You have a point, cm2530! Having written the Don Quixote of forum posts, I thought I'd leave Sibyl for another day! I do like Isolde/Iseult, but I think the spelling and pronounciation issues are doing my head in a bit. I don't mind correcting people -- I have to correct all the time with my daughter and explain why her name is what it is, etc., but at least in her case I have it very clear in my own head what the correct answer is. If people can't remember or pronounce her name in one language, I steer them towards the other. I feel like Isolde needs explaining in all languages, except the Isolda version, which I don't like.
I do like Cybele, although Sibyl is on the list for associations and things as well as sound. I'm going to mull that one over.
I think one of my problems choosing a name (apart from the fact that the pressure seems to increase with each subsequent child), is that it is difficult to find names that work in both Catalan and English, and don't sound terrible in Spanish, that I like.
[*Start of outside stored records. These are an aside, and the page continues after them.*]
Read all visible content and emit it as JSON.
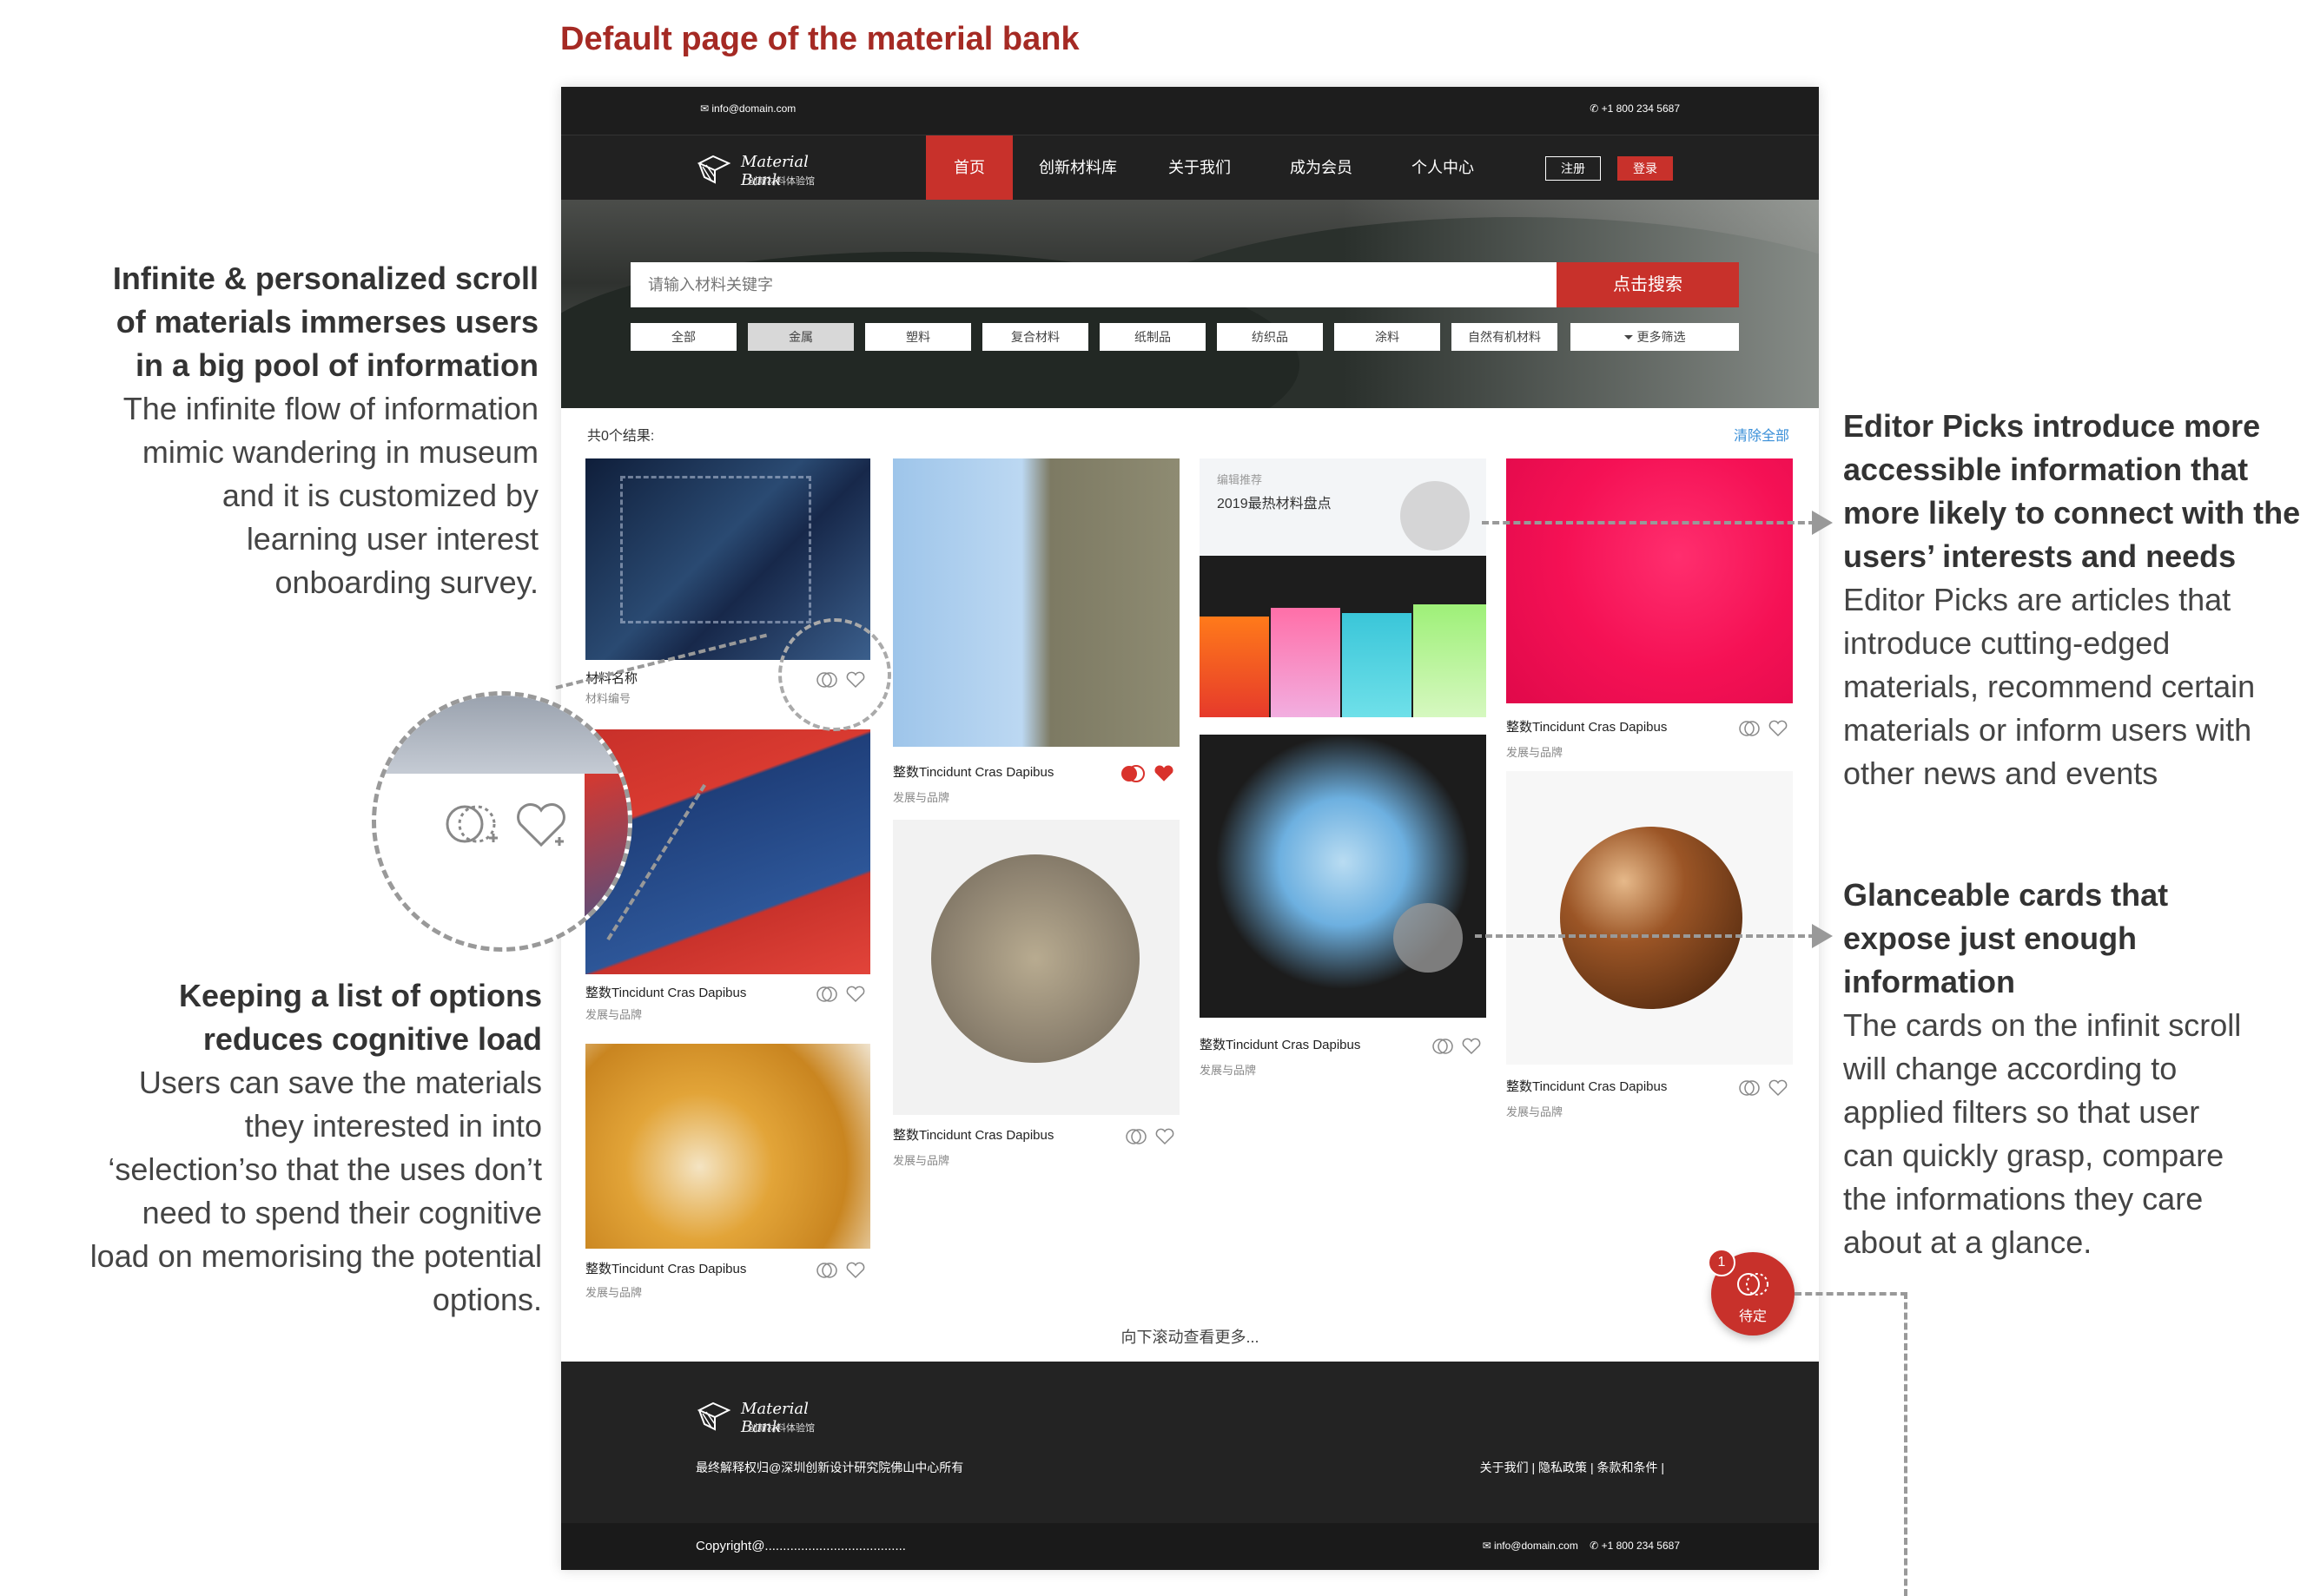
{
  "page_heading": "Default page of the material bank",
  "header": {
    "email": "info@domain.com",
    "phone": "+1 800 234 5687",
    "logo_name": "Material Bank",
    "logo_sub": "创新材料体验馆",
    "nav": [
      "首页",
      "创新材料库",
      "关于我们",
      "成为会员",
      "个人中心"
    ],
    "register": "注册",
    "login": "登录"
  },
  "search": {
    "placeholder": "请输入材料关键字",
    "button": "点击搜索",
    "filters": [
      "全部",
      "金属",
      "塑料",
      "复合材料",
      "纸制品",
      "纺织品",
      "涂料",
      "自然有机材料",
      "更多筛选"
    ]
  },
  "results": {
    "count_text": "共0个结果:",
    "clear_all": "清除全部",
    "cards": [
      {
        "title": "材料名称",
        "sub": "材料编号"
      },
      {
        "title": "整数Tincidunt Cras Dapibus",
        "sub": "发展与品牌"
      },
      {
        "title": "整数Tincidunt Cras Dapibus",
        "sub": "发展与品牌"
      },
      {
        "title": "整数Tincidunt Cras Dapibus",
        "sub": "发展与品牌"
      },
      {
        "title": "整数Tincidunt Cras Dapibus",
        "sub": "发展与品牌"
      },
      {
        "title": "整数Tincidunt Cras Dapibus",
        "sub": "发展与品牌"
      },
      {
        "title": "整数Tincidunt Cras Dapibus",
        "sub": "发展与品牌"
      },
      {
        "title": "整数Tincidunt Cras Dapibus",
        "sub": "发展与品牌"
      }
    ],
    "editor_pick": {
      "label": "编辑推荐",
      "title": "2019最热材料盘点"
    },
    "scroll_more": "向下滚动查看更多...",
    "pending": {
      "count": "1",
      "label": "待定"
    }
  },
  "footer": {
    "logo_name": "Material Bank",
    "logo_sub": "创新材料体验馆",
    "rights": "最终解释权归@深圳创新设计研究院佛山中心所有",
    "links": "关于我们 | 隐私政策 | 条款和条件 |",
    "copyright": "Copyright@.......................................",
    "email": "info@domain.com",
    "phone": "+1 800 234 5687"
  },
  "annotations": {
    "infinite": {
      "head": [
        "Infinite & personalized scroll",
        "of materials immerses users",
        "in a big pool of information"
      ],
      "body": [
        "The infinite flow of information",
        "mimic wandering in museum",
        "and it is customized by",
        "learning user interest",
        "onboarding survey."
      ]
    },
    "options": {
      "head": [
        "Keeping a list of options",
        "reduces cognitive load"
      ],
      "body": [
        "Users can save the materials",
        "they interested in into",
        "‘selection’so that the uses don’t",
        "need to spend their cognitive",
        "load on memorising the potential",
        "options."
      ]
    },
    "editor": {
      "head": [
        "Editor Picks introduce more",
        "accessible information that",
        "more likely to connect with the",
        "users’ interests and needs"
      ],
      "body": [
        "Editor Picks are articles that",
        "introduce cutting-edged",
        "materials, recommend certain",
        "materials or inform users with",
        "other news and events"
      ]
    },
    "glance": {
      "head": [
        "Glanceable cards that",
        "expose just enough",
        "information"
      ],
      "body": [
        "The cards on the infinit scroll",
        "will change according to",
        "applied filters so that user",
        "can quickly grasp, compare",
        "the informations they care",
        "about at a glance."
      ]
    }
  },
  "colors": {
    "accent": "#c8312b",
    "heading": "#a52a24",
    "link": "#3a8fd8"
  }
}
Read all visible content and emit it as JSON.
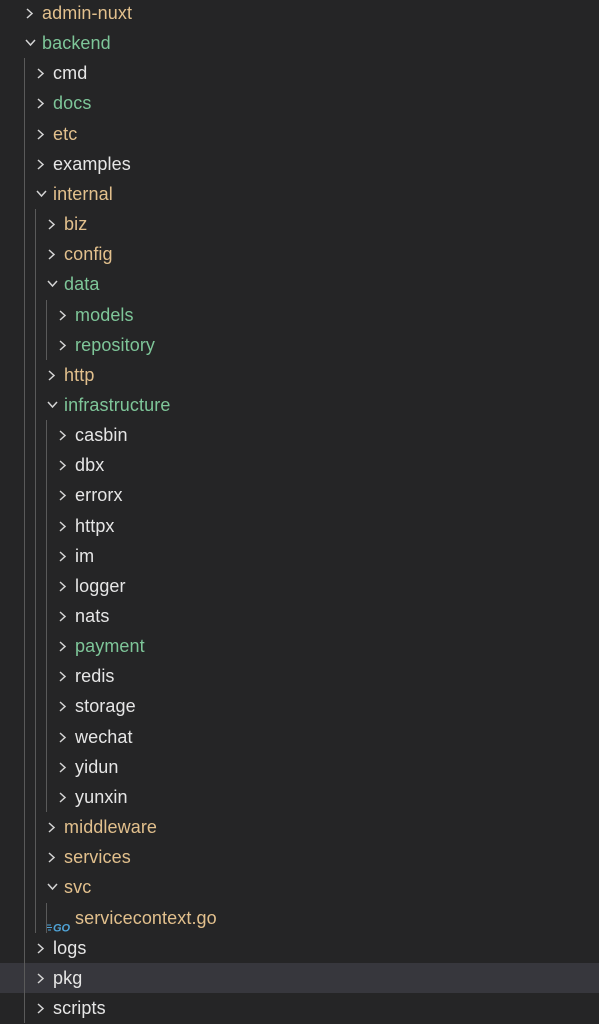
{
  "explorer": {
    "colors": {
      "folder_default": "#e6e6e6",
      "folder_untracked": "#7ec699",
      "folder_modified": "#e2c08d",
      "chevron": "#d4d4d4",
      "go_icon": "#4fa3d6",
      "selected_row_bg": "#37373d",
      "indent_guide": "#5a5a5a"
    },
    "selected_index": 32,
    "items": [
      {
        "label": "admin-nuxt",
        "depth": 0,
        "expanded": false,
        "type": "folder",
        "color": "#e2c08d"
      },
      {
        "label": "backend",
        "depth": 0,
        "expanded": true,
        "type": "folder",
        "color": "#7ec699"
      },
      {
        "label": "cmd",
        "depth": 1,
        "expanded": false,
        "type": "folder",
        "color": "#e6e6e6"
      },
      {
        "label": "docs",
        "depth": 1,
        "expanded": false,
        "type": "folder",
        "color": "#7ec699"
      },
      {
        "label": "etc",
        "depth": 1,
        "expanded": false,
        "type": "folder",
        "color": "#e2c08d"
      },
      {
        "label": "examples",
        "depth": 1,
        "expanded": false,
        "type": "folder",
        "color": "#e6e6e6"
      },
      {
        "label": "internal",
        "depth": 1,
        "expanded": true,
        "type": "folder",
        "color": "#e2c08d"
      },
      {
        "label": "biz",
        "depth": 2,
        "expanded": false,
        "type": "folder",
        "color": "#e2c08d"
      },
      {
        "label": "config",
        "depth": 2,
        "expanded": false,
        "type": "folder",
        "color": "#e2c08d"
      },
      {
        "label": "data",
        "depth": 2,
        "expanded": true,
        "type": "folder",
        "color": "#7ec699"
      },
      {
        "label": "models",
        "depth": 3,
        "expanded": false,
        "type": "folder",
        "color": "#7ec699"
      },
      {
        "label": "repository",
        "depth": 3,
        "expanded": false,
        "type": "folder",
        "color": "#7ec699"
      },
      {
        "label": "http",
        "depth": 2,
        "expanded": false,
        "type": "folder",
        "color": "#e2c08d"
      },
      {
        "label": "infrastructure",
        "depth": 2,
        "expanded": true,
        "type": "folder",
        "color": "#7ec699"
      },
      {
        "label": "casbin",
        "depth": 3,
        "expanded": false,
        "type": "folder",
        "color": "#e6e6e6"
      },
      {
        "label": "dbx",
        "depth": 3,
        "expanded": false,
        "type": "folder",
        "color": "#e6e6e6"
      },
      {
        "label": "errorx",
        "depth": 3,
        "expanded": false,
        "type": "folder",
        "color": "#e6e6e6"
      },
      {
        "label": "httpx",
        "depth": 3,
        "expanded": false,
        "type": "folder",
        "color": "#e6e6e6"
      },
      {
        "label": "im",
        "depth": 3,
        "expanded": false,
        "type": "folder",
        "color": "#e6e6e6"
      },
      {
        "label": "logger",
        "depth": 3,
        "expanded": false,
        "type": "folder",
        "color": "#e6e6e6"
      },
      {
        "label": "nats",
        "depth": 3,
        "expanded": false,
        "type": "folder",
        "color": "#e6e6e6"
      },
      {
        "label": "payment",
        "depth": 3,
        "expanded": false,
        "type": "folder",
        "color": "#7ec699"
      },
      {
        "label": "redis",
        "depth": 3,
        "expanded": false,
        "type": "folder",
        "color": "#e6e6e6"
      },
      {
        "label": "storage",
        "depth": 3,
        "expanded": false,
        "type": "folder",
        "color": "#e6e6e6"
      },
      {
        "label": "wechat",
        "depth": 3,
        "expanded": false,
        "type": "folder",
        "color": "#e6e6e6"
      },
      {
        "label": "yidun",
        "depth": 3,
        "expanded": false,
        "type": "folder",
        "color": "#e6e6e6"
      },
      {
        "label": "yunxin",
        "depth": 3,
        "expanded": false,
        "type": "folder",
        "color": "#e6e6e6"
      },
      {
        "label": "middleware",
        "depth": 2,
        "expanded": false,
        "type": "folder",
        "color": "#e2c08d"
      },
      {
        "label": "services",
        "depth": 2,
        "expanded": false,
        "type": "folder",
        "color": "#e2c08d"
      },
      {
        "label": "svc",
        "depth": 2,
        "expanded": true,
        "type": "folder",
        "color": "#e2c08d"
      },
      {
        "label": "servicecontext.go",
        "depth": 3,
        "expanded": false,
        "type": "file",
        "icon": "go-file-icon",
        "color": "#e2c08d"
      },
      {
        "label": "logs",
        "depth": 1,
        "expanded": false,
        "type": "folder",
        "color": "#e6e6e6"
      },
      {
        "label": "pkg",
        "depth": 1,
        "expanded": false,
        "type": "folder",
        "color": "#e6e6e6"
      },
      {
        "label": "scripts",
        "depth": 1,
        "expanded": false,
        "type": "folder",
        "color": "#e6e6e6"
      }
    ]
  }
}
There are a lot of traditional names that I can't get too excited about (Julia, Isabel), names that are starting to sound great in English but still sound geriatric in Catalan or vice-versa (Ottilie, Martina), or are beautiful in English but hideous in Spanish (Genevieve-Genoveva) or are much more popular in one country than the other (I like Lucia in English but it's everywhere here, and quite like Amèlia in Catalan but...). My daughter's name was a happy accident, but there aren't that many like it and anyway I think it would get a bit cutesy if we continued in that vein. The classical/mythological names have been a bit of a halfway point. I may have to make another post with our long list.
Thank you. I actually don't mind Isolt. I do feel like I have to stay within the range of English spellings (of which there are dozens anyway) and Catalan spellings or risk losing all coherence in our family!
I think your pronounciations of Iseult are closer to the ones I've heard online (which seem to vary widely depending on accent). I don't mind any of them actually; I think I just lean to IzOLT as containing sounds that Spanish people could make...although I'm not actually sure they could.
I'm glad to hear that the Isolde spelling is not all opera for you. I know there have been recent films, but I'm not sure they arrived to mainland Europe (or were widely watched in North America).
Unfortunately, Zelda in Castilian Spanish would be pronounced THEL-da, which is a sound I find pretty irritating. In Catalan that wouldn't happen, but I still imagine she would get a lot of Thelda. Which unfortunately rules out Thola too!
Gisela is lovely! I seem to really gravitate towards ballet names, despite not being particularly interested in dance. In fact, my partner originally nixed Isadora because we are not dance fans.
If you liked Helen before but find it too sturdy with Rosalie, have you considered Helena, with the HEL-en-uh pronunciation, like Helena Bonham Carter? I think that would make a lovely pairing with Rosalie, and Helena Poppy or Helena Constance are quite pretty.
I would say Caroline and Carolyn will definitely be confused. I have a friend Caroline, which I've always pronounced Carolyn, and it was only after seeing people worry about the pronunciation on here that I thought to ask her if it was, in fact, Caro-LINE. It turned out I was pronouncing it correctly. My friend is English, so this might be a UK/US thing, but, like Madeline, I would say there are no guarantees.